--- Source material ---

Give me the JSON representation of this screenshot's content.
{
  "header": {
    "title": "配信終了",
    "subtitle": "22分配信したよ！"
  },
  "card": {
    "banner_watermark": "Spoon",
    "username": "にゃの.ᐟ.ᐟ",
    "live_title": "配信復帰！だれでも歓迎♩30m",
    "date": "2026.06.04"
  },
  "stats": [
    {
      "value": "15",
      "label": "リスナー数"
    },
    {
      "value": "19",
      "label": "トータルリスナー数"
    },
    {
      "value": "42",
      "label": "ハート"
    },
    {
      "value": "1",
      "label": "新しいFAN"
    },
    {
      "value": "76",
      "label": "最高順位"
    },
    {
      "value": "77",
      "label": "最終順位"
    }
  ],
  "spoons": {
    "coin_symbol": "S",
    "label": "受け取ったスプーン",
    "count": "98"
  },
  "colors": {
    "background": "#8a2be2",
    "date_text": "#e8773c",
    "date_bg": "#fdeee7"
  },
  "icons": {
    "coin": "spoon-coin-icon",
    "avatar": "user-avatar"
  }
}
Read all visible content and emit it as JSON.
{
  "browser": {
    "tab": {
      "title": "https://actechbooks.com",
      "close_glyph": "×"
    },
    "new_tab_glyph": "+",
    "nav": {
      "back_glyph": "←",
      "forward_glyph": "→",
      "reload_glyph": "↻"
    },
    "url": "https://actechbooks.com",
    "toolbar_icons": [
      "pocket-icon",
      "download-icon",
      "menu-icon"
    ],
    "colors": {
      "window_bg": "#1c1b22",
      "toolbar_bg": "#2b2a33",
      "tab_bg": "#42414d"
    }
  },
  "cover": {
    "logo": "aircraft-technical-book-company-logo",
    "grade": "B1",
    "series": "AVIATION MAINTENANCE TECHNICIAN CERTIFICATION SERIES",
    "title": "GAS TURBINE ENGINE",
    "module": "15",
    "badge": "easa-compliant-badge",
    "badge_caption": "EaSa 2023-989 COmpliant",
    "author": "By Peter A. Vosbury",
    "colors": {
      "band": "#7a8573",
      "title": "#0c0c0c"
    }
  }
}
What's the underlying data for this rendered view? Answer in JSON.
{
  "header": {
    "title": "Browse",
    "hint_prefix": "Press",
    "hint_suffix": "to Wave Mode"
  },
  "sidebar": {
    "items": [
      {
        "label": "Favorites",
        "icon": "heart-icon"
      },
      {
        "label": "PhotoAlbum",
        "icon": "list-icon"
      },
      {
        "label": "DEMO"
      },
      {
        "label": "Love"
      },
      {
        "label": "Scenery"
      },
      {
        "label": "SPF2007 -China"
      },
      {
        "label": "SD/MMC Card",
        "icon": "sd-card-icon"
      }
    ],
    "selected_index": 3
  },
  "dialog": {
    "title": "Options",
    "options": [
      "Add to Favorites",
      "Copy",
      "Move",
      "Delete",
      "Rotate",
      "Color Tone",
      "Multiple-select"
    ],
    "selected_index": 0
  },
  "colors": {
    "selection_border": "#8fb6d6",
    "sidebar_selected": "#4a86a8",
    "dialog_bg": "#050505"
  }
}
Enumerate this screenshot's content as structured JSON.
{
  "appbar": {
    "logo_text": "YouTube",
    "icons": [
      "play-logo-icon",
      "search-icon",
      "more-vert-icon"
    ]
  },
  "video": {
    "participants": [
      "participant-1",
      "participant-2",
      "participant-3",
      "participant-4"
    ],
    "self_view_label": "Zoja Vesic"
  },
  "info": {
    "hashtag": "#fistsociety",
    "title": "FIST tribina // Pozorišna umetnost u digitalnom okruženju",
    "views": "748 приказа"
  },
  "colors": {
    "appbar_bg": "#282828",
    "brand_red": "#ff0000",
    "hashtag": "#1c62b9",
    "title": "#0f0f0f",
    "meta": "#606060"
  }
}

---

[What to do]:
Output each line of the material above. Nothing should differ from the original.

[Reply]:
Give me the JSON representation of this screenshot's content.
{
  "header": {
    "title": "配信終了",
    "subtitle": "22分配信したよ！"
  },
  "card": {
    "banner_watermark": "Spoon",
    "username": "にゃの.ᐟ.ᐟ",
    "live_title": "配信復帰！だれでも歓迎♩30m",
    "date": "2026.06.04"
  },
  "stats": [
    {
      "value": "15",
      "label": "リスナー数"
    },
    {
      "value": "19",
      "label": "トータルリスナー数"
    },
    {
      "value": "42",
      "label": "ハート"
    },
    {
      "value": "1",
      "label": "新しいFAN"
    },
    {
      "value": "76",
      "label": "最高順位"
    },
    {
      "value": "77",
      "label": "最終順位"
    }
  ],
  "spoons": {
    "coin_symbol": "S",
    "label": "受け取ったスプーン",
    "count": "98"
  },
  "colors": {
    "background": "#8a2be2",
    "date_text": "#e8773c",
    "date_bg": "#fdeee7"
  },
  "icons": {
    "coin": "spoon-coin-icon",
    "avatar": "user-avatar"
  }
}
Read all visible content and emit it as JSON.
{
  "browser": {
    "tab": {
      "title": "https://actechbooks.com",
      "close_glyph": "×"
    },
    "new_tab_glyph": "+",
    "nav": {
      "back_glyph": "←",
      "forward_glyph": "→",
      "reload_glyph": "↻"
    },
    "url": "https://actechbooks.com",
    "toolbar_icons": [
      "pocket-icon",
      "download-icon",
      "menu-icon"
    ],
    "colors": {
      "window_bg": "#1c1b22",
      "toolbar_bg": "#2b2a33",
      "tab_bg": "#42414d"
    }
  },
  "cover": {
    "logo": "aircraft-technical-book-company-logo",
    "grade": "B1",
    "series": "AVIATION MAINTENANCE TECHNICIAN CERTIFICATION SERIES",
    "title": "GAS TURBINE ENGINE",
    "module": "15",
    "badge": "easa-compliant-badge",
    "badge_caption": "EaSa 2023-989 COmpliant",
    "author": "By Peter A. Vosbury",
    "colors": {
      "band": "#7a8573",
      "title": "#0c0c0c"
    }
  }
}
What's the underlying data for this rendered view? Answer in JSON.
{
  "header": {
    "title": "Browse",
    "hint_prefix": "Press",
    "hint_suffix": "to Wave Mode"
  },
  "sidebar": {
    "items": [
      {
        "label": "Favorites",
        "icon": "heart-icon"
      },
      {
        "label": "PhotoAlbum",
        "icon": "list-icon"
      },
      {
        "label": "DEMO"
      },
      {
        "label": "Love"
      },
      {
        "label": "Scenery"
      },
      {
        "label": "SPF2007 -China"
      },
      {
        "label": "SD/MMC Card",
        "icon": "sd-card-icon"
      }
    ],
    "selected_index": 3
  },
  "dialog": {
    "title": "Options",
    "options": [
      "Add to Favorites",
      "Copy",
      "Move",
      "Delete",
      "Rotate",
      "Color Tone",
      "Multiple-select"
    ],
    "selected_index": 0
  },
  "colors": {
    "selection_border": "#8fb6d6",
    "sidebar_selected": "#4a86a8",
    "dialog_bg": "#050505"
  }
}
Enumerate this screenshot's content as structured JSON.
{
  "appbar": {
    "logo_text": "YouTube",
    "icons": [
      "play-logo-icon",
      "search-icon",
      "more-vert-icon"
    ]
  },
  "video": {
    "participants": [
      "participant-1",
      "participant-2",
      "participant-3",
      "participant-4"
    ],
    "self_view_label": "Zoja Vesic"
  },
  "info": {
    "hashtag": "#fistsociety",
    "title": "FIST tribina // Pozorišna umetnost u digitalnom okruženju",
    "views": "748 приказа"
  },
  "colors": {
    "appbar_bg": "#282828",
    "brand_red": "#ff0000",
    "hashtag": "#1c62b9",
    "title": "#0f0f0f",
    "meta": "#606060"
  }
}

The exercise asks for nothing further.